▸ WHAT TO WORK ON:
Would you show every line from the records that holds "name"?

============

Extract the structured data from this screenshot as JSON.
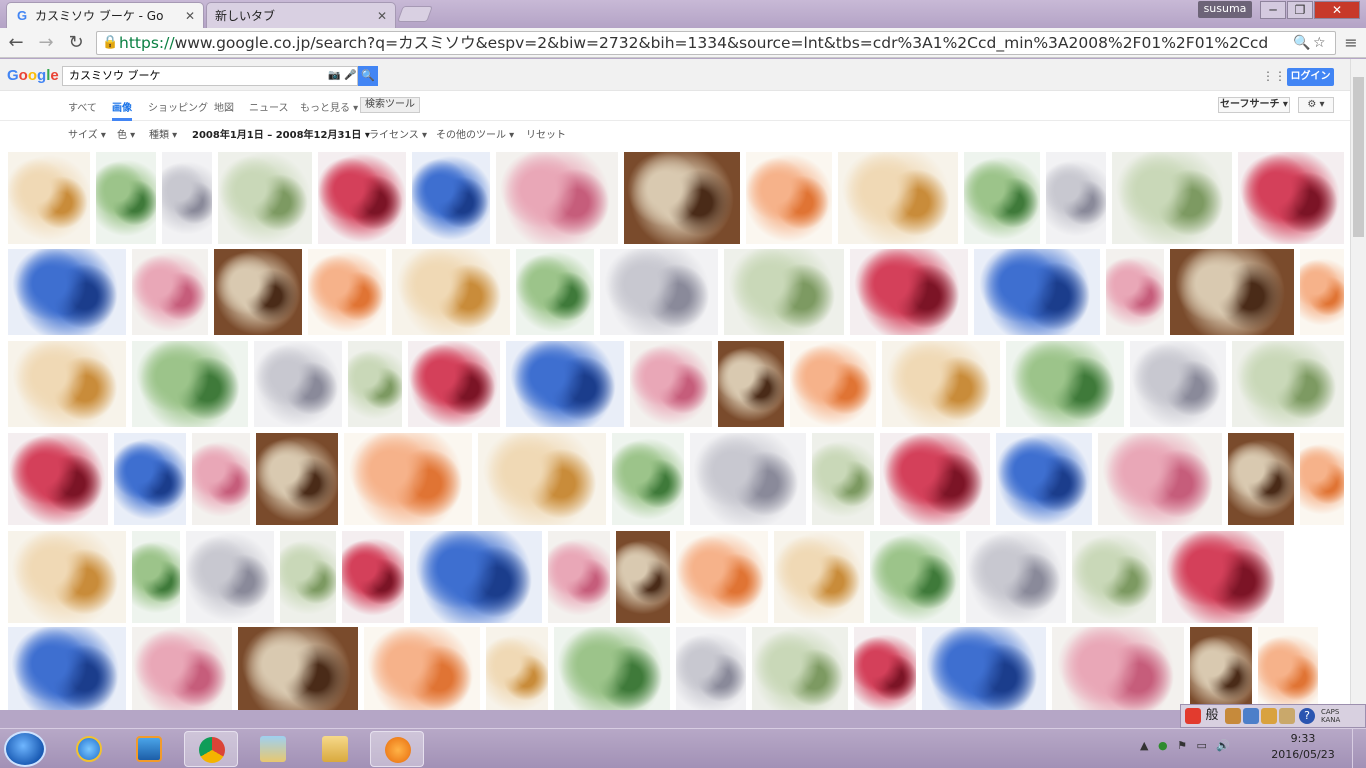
{
  "browser": {
    "tabs": [
      {
        "title": "カスミソウ ブーケ - Go",
        "favicon": "G",
        "active": true
      },
      {
        "title": "新しいタブ",
        "active": false
      }
    ],
    "user": "susuma",
    "url_scheme": "https://",
    "url_rest": "www.google.co.jp/search?q=カスミソウ&espv=2&biw=2732&bih=1334&source=lnt&tbs=cdr%3A1%2Ccd_min%3A2008%2F01%2F01%2Ccd"
  },
  "google": {
    "logo": "Google",
    "query": "カスミソウ ブーケ",
    "login_label": "ログイン",
    "tabs": [
      "すべて",
      "画像",
      "ショッピング",
      "地図",
      "ニュース",
      "もっと見る ▾"
    ],
    "active_tab": "画像",
    "tools_label": "検索ツール",
    "safesearch_label": "セーフサーチ ▾",
    "settings_label": "⚙ ▾",
    "filters": [
      "サイズ ▾",
      "色 ▾",
      "種類 ▾",
      "2008年1月1日 – 2008年12月31日 ▾",
      "ライセンス ▾",
      "その他のツール ▾",
      "リセット"
    ]
  },
  "colors": {
    "accent": "#4285f4",
    "link_green": "#0b8043"
  },
  "taskbar": {
    "time": "9:33",
    "date": "2016/05/23",
    "ime_label_1": "CAPS",
    "ime_label_2": "KANA",
    "ime_char": "般"
  }
}
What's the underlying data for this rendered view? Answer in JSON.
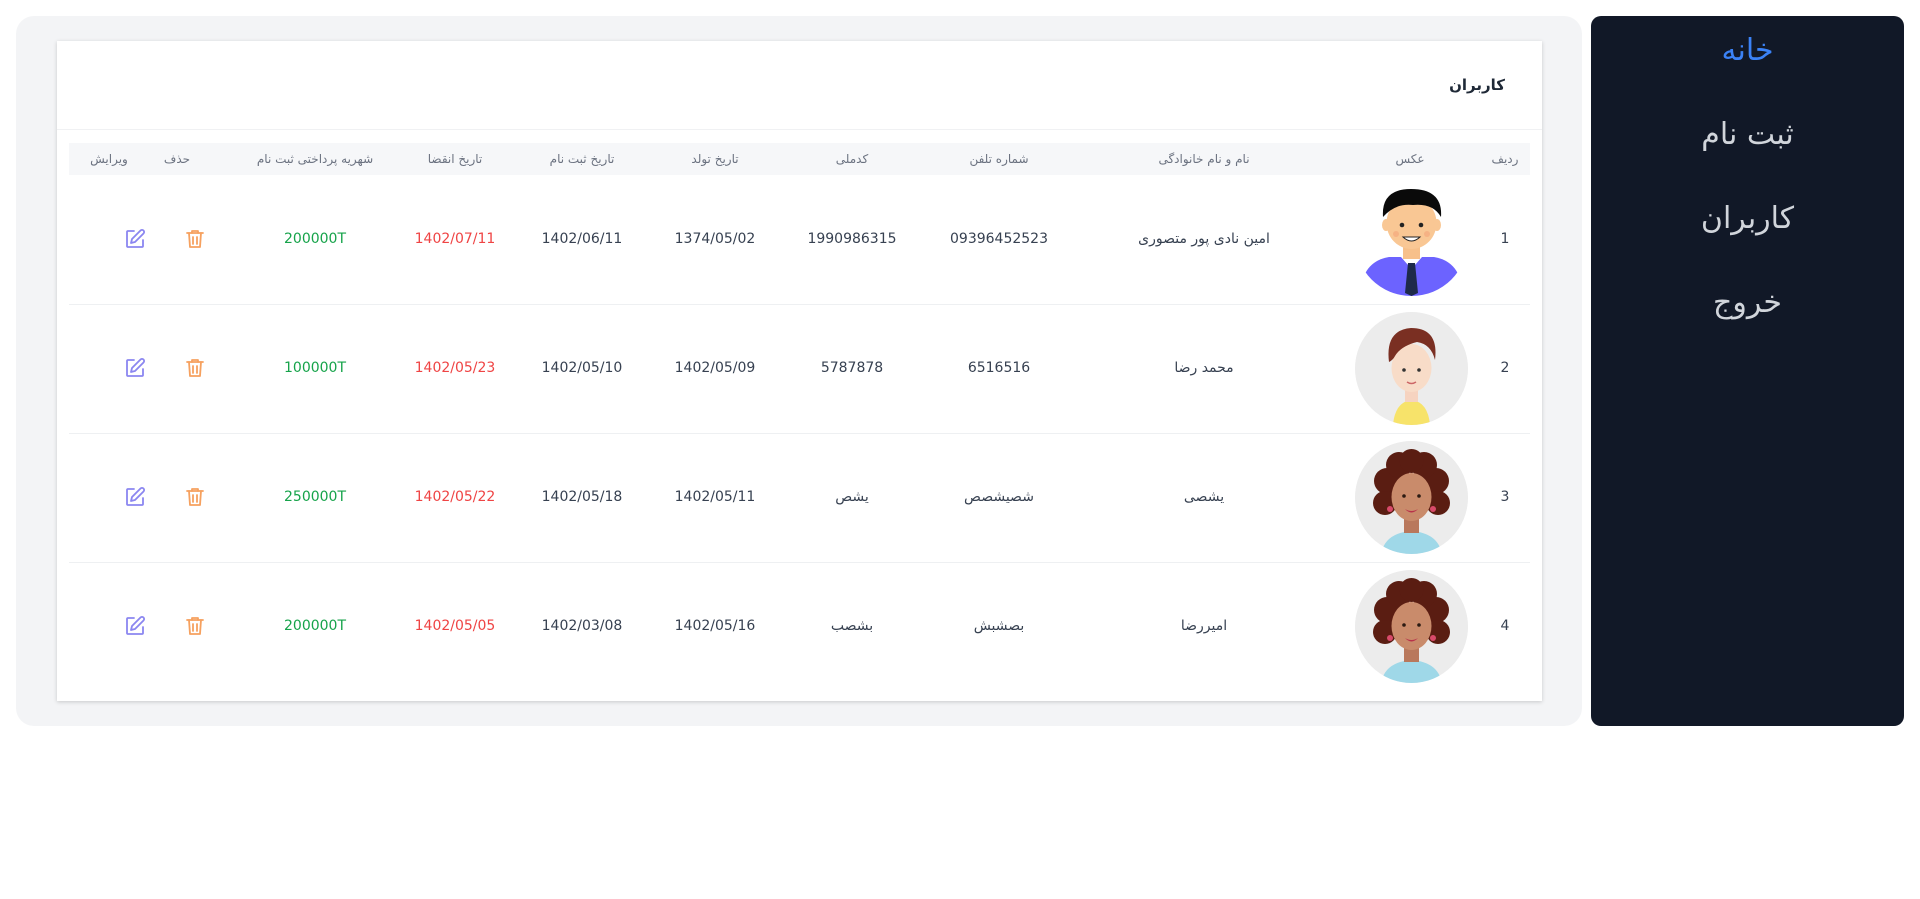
{
  "sidebar": {
    "items": [
      {
        "label": "خانه",
        "active": true
      },
      {
        "label": "ثبت نام",
        "active": false
      },
      {
        "label": "کاربران",
        "active": false
      },
      {
        "label": "خروج",
        "active": false
      }
    ]
  },
  "card": {
    "title": "کاربران"
  },
  "table": {
    "headers": {
      "index": "ردیف",
      "photo": "عکس",
      "name": "نام و نام خانوادگی",
      "phone": "شماره تلفن",
      "national_code": "کدملی",
      "birth_date": "تاریخ تولد",
      "register_date": "تاریخ ثبت نام",
      "expire_date": "تاریخ انقضا",
      "fee": "شهریه پرداختی ثبت نام",
      "delete": "حذف",
      "edit": "ویرایش"
    },
    "rows": [
      {
        "index": "1",
        "avatar": "man-with-tie-avatar",
        "name": "امین نادی پور متصوری",
        "phone": "09396452523",
        "national_code": "1990986315",
        "birth_date": "1374/05/02",
        "register_date": "1402/06/11",
        "expire_date": "1402/07/11",
        "fee": "200000T"
      },
      {
        "index": "2",
        "avatar": "boy-avatar",
        "name": "محمد رضا",
        "phone": "6516516",
        "national_code": "5787878",
        "birth_date": "1402/05/09",
        "register_date": "1402/05/10",
        "expire_date": "1402/05/23",
        "fee": "100000T"
      },
      {
        "index": "3",
        "avatar": "curly-hair-woman-avatar",
        "name": "یشصی",
        "phone": "شصیشصص",
        "national_code": "یشص",
        "birth_date": "1402/05/11",
        "register_date": "1402/05/18",
        "expire_date": "1402/05/22",
        "fee": "250000T"
      },
      {
        "index": "4",
        "avatar": "curly-hair-woman-avatar",
        "name": "امیررضا",
        "phone": "بصشبش",
        "national_code": "بشصب",
        "birth_date": "1402/05/16",
        "register_date": "1402/03/08",
        "expire_date": "1402/05/05",
        "fee": "200000T"
      }
    ]
  },
  "icons": {
    "delete": "trash-icon",
    "edit": "edit-icon"
  },
  "colors": {
    "sidebar_bg": "#111827",
    "active_nav": "#3b82f6",
    "expire_date": "#ef4444",
    "fee": "#16a34a",
    "trash_icon": "#f6a15f",
    "edit_icon": "#8b86f0"
  }
}
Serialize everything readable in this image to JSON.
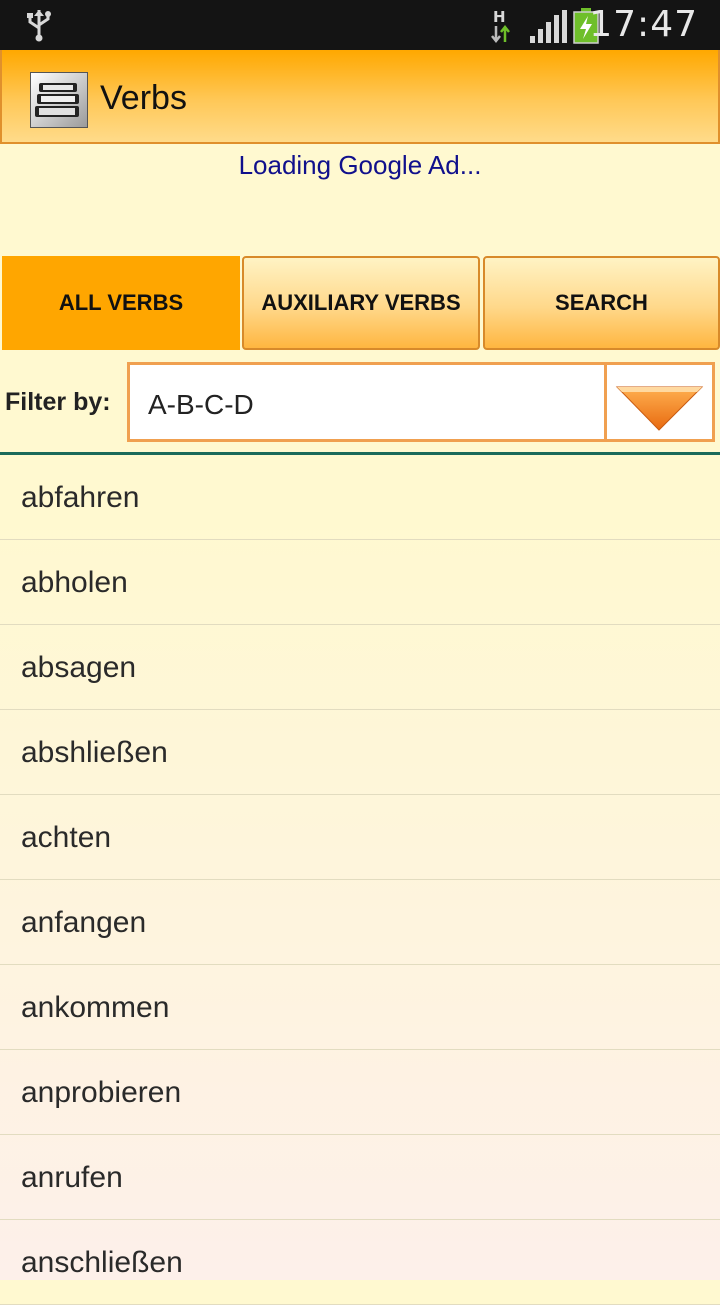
{
  "status_bar": {
    "time": "17:47",
    "network_type": "H",
    "icons": [
      "usb-icon",
      "network-h-icon",
      "signal-icon",
      "battery-charging-icon"
    ]
  },
  "app": {
    "title": "Verbs",
    "icon": "books-icon",
    "accent_color": "#ffa600"
  },
  "ad": {
    "text": "Loading Google Ad..."
  },
  "tabs": [
    {
      "label": "ALL VERBS",
      "active": true
    },
    {
      "label": "AUXILIARY VERBS",
      "active": false
    },
    {
      "label": "SEARCH",
      "active": false
    }
  ],
  "filter": {
    "label": "Filter by:",
    "value": "A-B-C-D",
    "icon": "dropdown-arrow-icon"
  },
  "verbs": [
    "abfahren",
    "abholen",
    "absagen",
    "abshließen",
    "achten",
    "anfangen",
    "ankommen",
    "anprobieren",
    "anrufen",
    "anschließen"
  ]
}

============

▸ RESPONSE:
      "name": "نام و نام خانوادگی",
        "name": "امین نادی پور متصوری",
        "name": "محمد رضا",
        "name": "یشصی",
        "name": "امیررضا",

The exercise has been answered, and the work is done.